44. We have doubts about this argument.38 First, only a part of Russia’s inflation in 1992 was due to the ruble area and excessive monetary expansion in the other countries. The bulk of it was attributable to the expansionary monetary policies of the CBR although Ukraine’s contribution in the second quarter (45 percent of total ruble monetary growth) was high (Figure 2).39 Second, the IMF might not have been able to cause the dissolution of the ruble area, even if it had tried. Ukraine, which was already committed to introducing its own currency, was in too much political disarray—which is what lay behind its expansionary policies—to implement the new currency much before it did in November 1992; also, the IMF’s influence at this stage, especially before Ukraine became a member in early September 1992, was minimal. Many of the other countries, including the larger ones (Belarus, Kazakhstan, and Uzbekistan), clung onto the ruble for as long as they could, for political reasons and in the vain hope that to do so would lead to special financial favors from Russia. This was in the face of advice from the IMF from September 1992 onwards that they would be better off with separate currencies. It should also be noted that the IMF could not apply pressure in the form of conditionality until countries had become members and entered negotiations about an economic policy program that the IMF could support financially. Very few countries were in this position in the summer of 1992. Ukraine, for example, did not agree on a program with the IMF until 1994, despite the persistent efforts of the IMF and other foreign advisors (Figure 1). Third, even assuming that the ruble area had been dissolved by the middle of 1992, and the IMF had been prepared to lend a much larger amount to Russia than the $1 billion it did in fact lend, what would have been the fate of reforms in Russia? We do not try to answer this large question here, but would point out that the forces that were undermining Gaidar and his government’s program were growing in strength throughout 1992.40 While the stabilization of inflation and strong financial support from the international community would have been significant counterweights, it is not obvious that they would have been sufficient to overcome the growing domestic reaction against reforms.

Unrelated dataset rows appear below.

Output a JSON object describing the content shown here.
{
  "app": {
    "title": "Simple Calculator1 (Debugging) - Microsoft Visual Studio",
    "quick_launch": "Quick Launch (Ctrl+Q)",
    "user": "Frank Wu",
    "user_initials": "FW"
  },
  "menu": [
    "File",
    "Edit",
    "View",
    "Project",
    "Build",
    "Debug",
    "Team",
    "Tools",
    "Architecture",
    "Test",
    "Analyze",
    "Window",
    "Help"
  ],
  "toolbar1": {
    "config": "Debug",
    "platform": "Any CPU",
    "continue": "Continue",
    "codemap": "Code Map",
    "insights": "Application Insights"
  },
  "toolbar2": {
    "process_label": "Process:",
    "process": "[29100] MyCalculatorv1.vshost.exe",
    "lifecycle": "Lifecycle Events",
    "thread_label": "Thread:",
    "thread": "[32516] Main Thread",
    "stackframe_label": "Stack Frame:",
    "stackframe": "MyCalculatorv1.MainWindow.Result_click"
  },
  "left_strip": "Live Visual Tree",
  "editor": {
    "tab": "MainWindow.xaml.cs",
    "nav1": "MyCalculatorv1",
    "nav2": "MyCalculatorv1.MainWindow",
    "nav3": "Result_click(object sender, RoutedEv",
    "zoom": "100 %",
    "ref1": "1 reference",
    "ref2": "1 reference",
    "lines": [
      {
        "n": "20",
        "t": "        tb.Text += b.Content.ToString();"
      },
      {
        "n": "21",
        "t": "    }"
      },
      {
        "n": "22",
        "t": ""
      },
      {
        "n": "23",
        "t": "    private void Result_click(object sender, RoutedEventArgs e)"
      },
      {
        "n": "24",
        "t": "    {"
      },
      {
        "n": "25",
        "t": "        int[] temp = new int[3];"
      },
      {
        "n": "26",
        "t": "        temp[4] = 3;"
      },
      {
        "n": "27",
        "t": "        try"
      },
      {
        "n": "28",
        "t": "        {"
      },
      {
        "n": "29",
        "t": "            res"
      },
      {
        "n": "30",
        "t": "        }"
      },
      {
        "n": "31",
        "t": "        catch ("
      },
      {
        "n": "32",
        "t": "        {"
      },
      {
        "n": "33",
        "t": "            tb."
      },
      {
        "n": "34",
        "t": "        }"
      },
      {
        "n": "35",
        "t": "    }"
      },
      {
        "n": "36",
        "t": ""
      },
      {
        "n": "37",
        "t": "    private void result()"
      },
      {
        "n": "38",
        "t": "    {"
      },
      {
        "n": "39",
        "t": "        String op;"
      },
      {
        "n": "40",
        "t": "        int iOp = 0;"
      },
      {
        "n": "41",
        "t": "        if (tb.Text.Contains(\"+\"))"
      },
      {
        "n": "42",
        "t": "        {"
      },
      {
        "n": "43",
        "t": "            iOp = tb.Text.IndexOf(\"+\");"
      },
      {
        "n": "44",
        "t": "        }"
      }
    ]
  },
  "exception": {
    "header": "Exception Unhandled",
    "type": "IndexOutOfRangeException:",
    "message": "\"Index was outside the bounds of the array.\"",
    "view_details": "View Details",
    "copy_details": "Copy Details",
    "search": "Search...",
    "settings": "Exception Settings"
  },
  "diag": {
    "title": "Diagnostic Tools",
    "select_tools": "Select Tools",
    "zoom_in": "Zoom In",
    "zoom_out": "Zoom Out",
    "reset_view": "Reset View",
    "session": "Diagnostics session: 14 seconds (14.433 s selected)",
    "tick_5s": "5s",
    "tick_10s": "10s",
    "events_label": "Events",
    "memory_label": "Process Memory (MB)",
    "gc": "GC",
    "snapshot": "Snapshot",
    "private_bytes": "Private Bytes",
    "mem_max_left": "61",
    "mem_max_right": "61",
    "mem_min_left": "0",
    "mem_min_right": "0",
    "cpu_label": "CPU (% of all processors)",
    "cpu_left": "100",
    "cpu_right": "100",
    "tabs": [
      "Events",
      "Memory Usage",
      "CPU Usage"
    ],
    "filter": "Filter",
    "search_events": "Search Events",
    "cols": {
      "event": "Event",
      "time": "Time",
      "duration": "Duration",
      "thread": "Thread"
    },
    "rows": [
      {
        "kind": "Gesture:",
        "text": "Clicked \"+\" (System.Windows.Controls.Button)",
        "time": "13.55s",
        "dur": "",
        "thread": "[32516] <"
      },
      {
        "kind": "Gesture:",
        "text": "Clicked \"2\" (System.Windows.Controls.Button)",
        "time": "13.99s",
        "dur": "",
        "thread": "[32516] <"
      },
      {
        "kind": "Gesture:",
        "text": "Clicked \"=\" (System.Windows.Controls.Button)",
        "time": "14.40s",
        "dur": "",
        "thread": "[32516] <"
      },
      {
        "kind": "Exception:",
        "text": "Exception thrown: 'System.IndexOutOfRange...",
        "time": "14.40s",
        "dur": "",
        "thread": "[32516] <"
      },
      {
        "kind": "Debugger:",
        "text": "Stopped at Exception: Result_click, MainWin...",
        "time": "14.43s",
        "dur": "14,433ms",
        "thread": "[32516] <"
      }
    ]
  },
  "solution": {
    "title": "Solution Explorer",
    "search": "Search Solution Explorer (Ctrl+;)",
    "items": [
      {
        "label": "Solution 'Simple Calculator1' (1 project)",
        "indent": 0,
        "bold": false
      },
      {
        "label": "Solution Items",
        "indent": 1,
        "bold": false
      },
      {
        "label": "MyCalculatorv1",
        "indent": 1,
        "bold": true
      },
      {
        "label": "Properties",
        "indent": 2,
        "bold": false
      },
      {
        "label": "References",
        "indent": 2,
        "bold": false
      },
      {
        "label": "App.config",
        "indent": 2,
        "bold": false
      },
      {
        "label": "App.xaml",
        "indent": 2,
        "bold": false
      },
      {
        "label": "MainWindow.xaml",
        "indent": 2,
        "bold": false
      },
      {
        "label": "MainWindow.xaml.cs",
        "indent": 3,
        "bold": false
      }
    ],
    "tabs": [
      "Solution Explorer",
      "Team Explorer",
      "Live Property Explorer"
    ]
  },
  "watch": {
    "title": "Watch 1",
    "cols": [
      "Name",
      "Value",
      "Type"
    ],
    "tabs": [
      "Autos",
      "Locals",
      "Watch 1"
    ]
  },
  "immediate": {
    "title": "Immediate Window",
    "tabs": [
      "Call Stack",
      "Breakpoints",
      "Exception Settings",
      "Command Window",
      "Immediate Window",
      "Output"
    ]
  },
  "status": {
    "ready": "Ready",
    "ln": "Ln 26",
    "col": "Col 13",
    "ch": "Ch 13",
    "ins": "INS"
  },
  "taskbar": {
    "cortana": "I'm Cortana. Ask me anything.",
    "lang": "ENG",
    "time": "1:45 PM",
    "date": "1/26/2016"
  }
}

45. Although the focus of this paper is the role of the IMF in the dissolution of the ruble area, it is obvious from the facts and arguments presented here that other factors were much more important in explaining when and how the ruble area broke up. The critical elements were the political and, to a lesser extent, economic judgments of the key actors in all the ruble area countries, judgments that mostly rested on analyses and world views that the IMF had little ability to influence. Nevertheless, it will be important that the full story of the dissolution of the ruble area, when it comes to be written, portrays the IMF’s specific role accurately. We hope that this paper will contribute to this.

The Imf and the Ruble Area, 1991-1993
Author: Mr. John C. Odling-Smee and Mr. Gonzalo C Pastor Campos
  • View in gallery

    Timeline of Fund Relations with BRO Countries, 1992-96

  • View in gallery

    Ruble Area Countries: Selected Economic Indicators, 1992-93 1/

    (Percent change from previous quarter unless otherwise indicated)